“On weekends, there can be a ton of boat traffic and it affects the shallow-water fishermen and the drifters and the waders,” says Nyhus. “A number of boats fishing on windy days will make their runs right along the shoreline where you’re drifting towards the shore. Not a good thing—it definitely spooks the redfish.” Still, if you pick your spots between the cold fronts, and stick around after the weekend, you may see steady action.
Under the Lights
Redfish Lodge on Copano Bay in Rockport, Texas, has a great setup for groups—I visited for a meeting with editors and the Coastal Conservation Association. Anglers fish with guides all day, then have dinner and return to the water’s edge. The lodge is situated on a spit of land with a long dock. Huge lights over the water draw in bait, sea-trout, and more to both sides of the spit. Per-person packages start at $885. www.redfishlodge.com
“Because we’re talking about people coming on big boats, they might be inclined to travel along the Intracoastal,” says Port O’Connor-based fishing guide Scott Sommerlatte. “The Intracoastal along the Coastal Bend has some excellent fishing from August through November if you can find clean water.” Key on water moving from marsh areas out into the Intracoastal and you’ll be in business. But if you don’t want to hit it that hard, there are other options: “Or look for grass beds anywhere along the Intracoastal—those are great places to find both trout and redfish in August through October and even into November,” Sommerlatte says.
Boaters equipped with light spinning or baitcasting outfits or an 8- or 9-weight fly rod may find all the action they can handle in these bays. The redfish and seatrout are aggressive predators if you catch them on the feed. These fish are good sport on light tackle, and a tender can take anglers to the promising fishing habitat. If you decide to find fish on your own, make sure to look up regulations and get a license (go to www.tpwd.state.tx.us for information and to order a license online). Also be sure to keep an eye on the weather—thunderstorms can sweep in quickly and change conditions in a snap.
Use local knowledge to your advantage: The staff at your marina will be able to point you in the direction of some live baitfish or shrimp. Armed with a live bait, a free-spooling spinning rod or baitcaster, good area charts, and a GPS, an angler in a dinghy can ply deep-bay reefs. Of course, the term deep is relative. “Anywhere you can find a reef in three to five foot of water and it’s got good current on it, that will be a good place to go live-baiting for trout,” Sommerlatte says.
Weather can clear as quickly as it kicks up
Another good place to look for fish are the sandy potholes interspersed among the grass beds. Walter had Nyhus and I fishing a backwater off a channel that saw occasional barge traffic. Nyhus and I were soaking cut mullet, feeling the “piggy perch”—the local name for pinfish—nibble away on our baits as a howling wind hectored us steadily. Walter had us work each pothole in succession, pulling the anchor and drifting us into the next position with silent precision.

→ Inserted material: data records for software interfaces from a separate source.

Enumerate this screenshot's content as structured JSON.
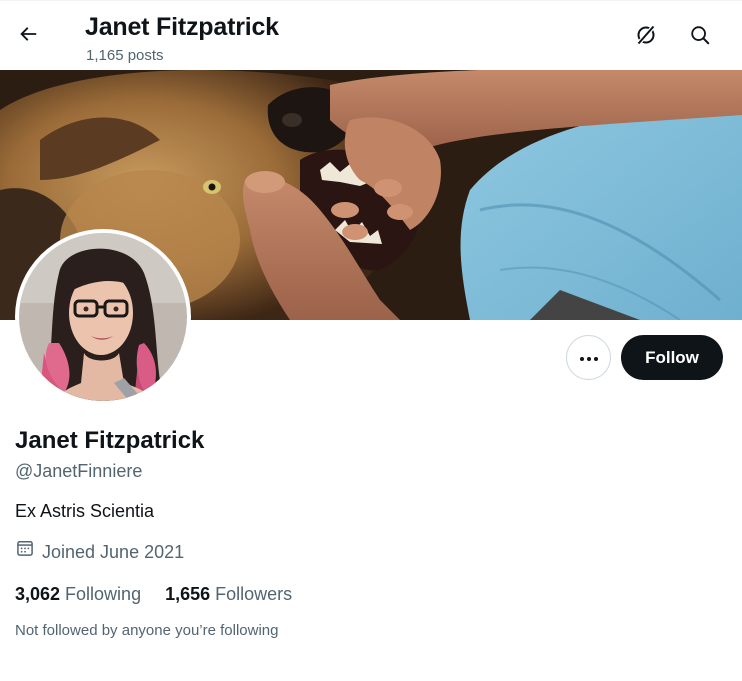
{
  "header": {
    "title": "Janet Fitzpatrick",
    "post_count": "1,165 posts",
    "back_icon": "arrow-left-icon",
    "grok_icon": "grok-icon",
    "search_icon": "search-icon"
  },
  "profile": {
    "name": "Janet Fitzpatrick",
    "handle": "@JanetFinniere",
    "bio": "Ex Astris Scientia",
    "joined": "Joined June 2021",
    "joined_icon": "calendar-icon",
    "following_count": "3,062",
    "following_label": "Following",
    "followers_count": "1,656",
    "followers_label": "Followers",
    "not_followed_text": "Not followed by anyone you’re following"
  },
  "actions": {
    "more_icon": "more-dots-icon",
    "follow_label": "Follow"
  },
  "colors": {
    "text_primary": "#0f1419",
    "text_secondary": "#536471",
    "follow_bg": "#0f1419",
    "border": "#cfd9de"
  }
}
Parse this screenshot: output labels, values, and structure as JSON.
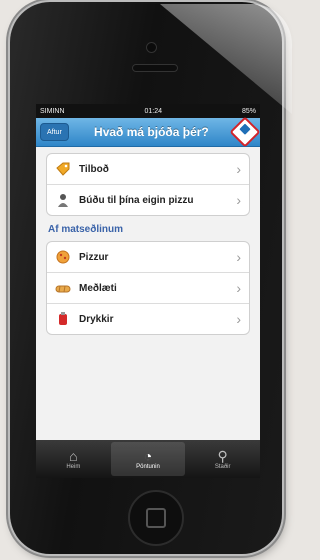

On the fourth pothole, and with not too many more to try and the day drawing to a close, I put a cast up to be carried out in the wind, only to have it drop into the water where a redfish crushed that mullet chunk. My light spinning tackle bent over as I turned the fish back and, eventually, brought him close so Walter could net him.

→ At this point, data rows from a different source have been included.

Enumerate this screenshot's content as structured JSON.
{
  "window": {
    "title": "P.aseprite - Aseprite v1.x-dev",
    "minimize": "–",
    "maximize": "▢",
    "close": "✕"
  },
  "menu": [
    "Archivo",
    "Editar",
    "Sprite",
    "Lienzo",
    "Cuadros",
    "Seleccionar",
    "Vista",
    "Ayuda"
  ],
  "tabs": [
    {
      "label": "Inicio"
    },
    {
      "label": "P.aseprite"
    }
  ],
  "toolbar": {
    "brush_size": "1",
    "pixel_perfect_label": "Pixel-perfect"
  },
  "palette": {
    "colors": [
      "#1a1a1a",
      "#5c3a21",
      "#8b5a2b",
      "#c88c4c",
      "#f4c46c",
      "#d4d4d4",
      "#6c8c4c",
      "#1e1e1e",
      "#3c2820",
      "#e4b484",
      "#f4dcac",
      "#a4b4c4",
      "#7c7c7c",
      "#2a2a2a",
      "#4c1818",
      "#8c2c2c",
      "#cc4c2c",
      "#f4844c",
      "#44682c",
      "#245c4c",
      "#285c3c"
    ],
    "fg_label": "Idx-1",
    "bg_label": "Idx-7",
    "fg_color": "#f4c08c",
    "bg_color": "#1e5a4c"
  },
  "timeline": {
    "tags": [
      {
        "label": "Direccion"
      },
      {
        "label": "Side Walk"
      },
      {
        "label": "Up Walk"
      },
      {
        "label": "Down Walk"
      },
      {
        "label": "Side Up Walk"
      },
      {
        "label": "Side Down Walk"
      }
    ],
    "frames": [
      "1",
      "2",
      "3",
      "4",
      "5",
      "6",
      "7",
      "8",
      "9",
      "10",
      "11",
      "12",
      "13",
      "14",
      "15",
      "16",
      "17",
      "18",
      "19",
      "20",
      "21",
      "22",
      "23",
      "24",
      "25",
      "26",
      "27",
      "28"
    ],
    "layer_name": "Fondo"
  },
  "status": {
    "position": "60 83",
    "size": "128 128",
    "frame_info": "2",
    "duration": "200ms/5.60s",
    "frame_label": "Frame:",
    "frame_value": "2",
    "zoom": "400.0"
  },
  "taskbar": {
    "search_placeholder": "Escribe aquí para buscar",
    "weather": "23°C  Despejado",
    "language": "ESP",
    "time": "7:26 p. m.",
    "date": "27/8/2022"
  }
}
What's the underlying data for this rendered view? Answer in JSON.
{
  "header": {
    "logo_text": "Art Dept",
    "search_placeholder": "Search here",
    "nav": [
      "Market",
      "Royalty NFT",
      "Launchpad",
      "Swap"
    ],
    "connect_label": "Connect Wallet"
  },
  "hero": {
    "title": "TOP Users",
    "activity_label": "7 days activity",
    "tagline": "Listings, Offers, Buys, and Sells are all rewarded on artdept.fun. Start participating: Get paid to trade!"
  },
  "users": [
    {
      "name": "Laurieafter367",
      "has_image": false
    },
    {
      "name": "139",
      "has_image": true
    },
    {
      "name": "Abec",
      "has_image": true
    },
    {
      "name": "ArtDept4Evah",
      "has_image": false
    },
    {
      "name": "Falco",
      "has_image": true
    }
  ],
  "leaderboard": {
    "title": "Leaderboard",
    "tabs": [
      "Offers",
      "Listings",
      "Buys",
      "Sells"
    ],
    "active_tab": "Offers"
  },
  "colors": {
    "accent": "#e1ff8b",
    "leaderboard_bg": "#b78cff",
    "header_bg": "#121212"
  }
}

It felt good to put points on the board, especially with a heavy-shouldered redfish. And as the day wound down, I found I couldn’t wait for the next day’s kickoff.

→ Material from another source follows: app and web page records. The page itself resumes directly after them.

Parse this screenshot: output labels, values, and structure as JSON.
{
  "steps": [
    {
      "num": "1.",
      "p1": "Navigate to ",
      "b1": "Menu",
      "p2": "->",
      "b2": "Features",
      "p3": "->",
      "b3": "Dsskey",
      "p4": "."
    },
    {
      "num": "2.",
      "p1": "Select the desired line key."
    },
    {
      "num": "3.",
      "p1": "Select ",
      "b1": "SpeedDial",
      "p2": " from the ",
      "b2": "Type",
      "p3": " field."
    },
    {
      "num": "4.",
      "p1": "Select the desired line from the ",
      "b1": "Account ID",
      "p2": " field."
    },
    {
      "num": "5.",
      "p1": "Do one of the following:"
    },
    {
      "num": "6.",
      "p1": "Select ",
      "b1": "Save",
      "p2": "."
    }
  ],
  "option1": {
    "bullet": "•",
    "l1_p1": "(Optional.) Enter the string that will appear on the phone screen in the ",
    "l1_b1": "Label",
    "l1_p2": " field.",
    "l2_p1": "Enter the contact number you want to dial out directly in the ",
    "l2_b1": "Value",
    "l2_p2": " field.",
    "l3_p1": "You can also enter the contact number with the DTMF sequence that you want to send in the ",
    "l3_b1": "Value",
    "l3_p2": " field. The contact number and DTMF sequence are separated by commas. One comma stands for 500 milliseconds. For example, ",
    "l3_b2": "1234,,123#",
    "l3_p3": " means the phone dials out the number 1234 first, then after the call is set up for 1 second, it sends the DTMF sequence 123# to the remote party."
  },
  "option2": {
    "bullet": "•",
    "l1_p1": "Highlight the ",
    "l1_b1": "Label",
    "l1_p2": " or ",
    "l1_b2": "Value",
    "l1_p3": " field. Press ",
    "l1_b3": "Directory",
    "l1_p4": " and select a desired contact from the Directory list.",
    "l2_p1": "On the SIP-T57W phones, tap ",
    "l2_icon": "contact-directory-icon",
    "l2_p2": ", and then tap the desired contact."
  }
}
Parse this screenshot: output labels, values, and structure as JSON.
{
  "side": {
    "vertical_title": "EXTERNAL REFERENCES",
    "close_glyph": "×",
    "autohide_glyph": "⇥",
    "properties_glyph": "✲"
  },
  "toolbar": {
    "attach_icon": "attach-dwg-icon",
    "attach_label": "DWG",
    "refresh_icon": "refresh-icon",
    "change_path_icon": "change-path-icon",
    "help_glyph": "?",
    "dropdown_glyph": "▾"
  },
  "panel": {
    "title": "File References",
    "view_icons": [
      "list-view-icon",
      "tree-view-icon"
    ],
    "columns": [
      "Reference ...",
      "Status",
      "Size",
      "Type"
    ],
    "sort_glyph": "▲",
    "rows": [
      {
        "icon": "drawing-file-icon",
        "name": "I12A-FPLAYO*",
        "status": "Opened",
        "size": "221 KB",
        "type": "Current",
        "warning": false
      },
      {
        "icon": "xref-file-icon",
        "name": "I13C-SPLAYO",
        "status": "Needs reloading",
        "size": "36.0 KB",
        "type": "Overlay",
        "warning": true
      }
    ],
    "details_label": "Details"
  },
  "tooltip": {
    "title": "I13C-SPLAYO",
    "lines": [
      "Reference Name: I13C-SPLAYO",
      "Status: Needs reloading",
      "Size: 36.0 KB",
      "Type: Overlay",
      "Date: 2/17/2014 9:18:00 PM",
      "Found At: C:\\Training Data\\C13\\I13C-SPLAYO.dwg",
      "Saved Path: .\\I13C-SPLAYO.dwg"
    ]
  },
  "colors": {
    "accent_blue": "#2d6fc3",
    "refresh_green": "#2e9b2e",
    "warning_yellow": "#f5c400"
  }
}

This article originally appeared in the August 2012 issue of Power & Motoryacht magazine.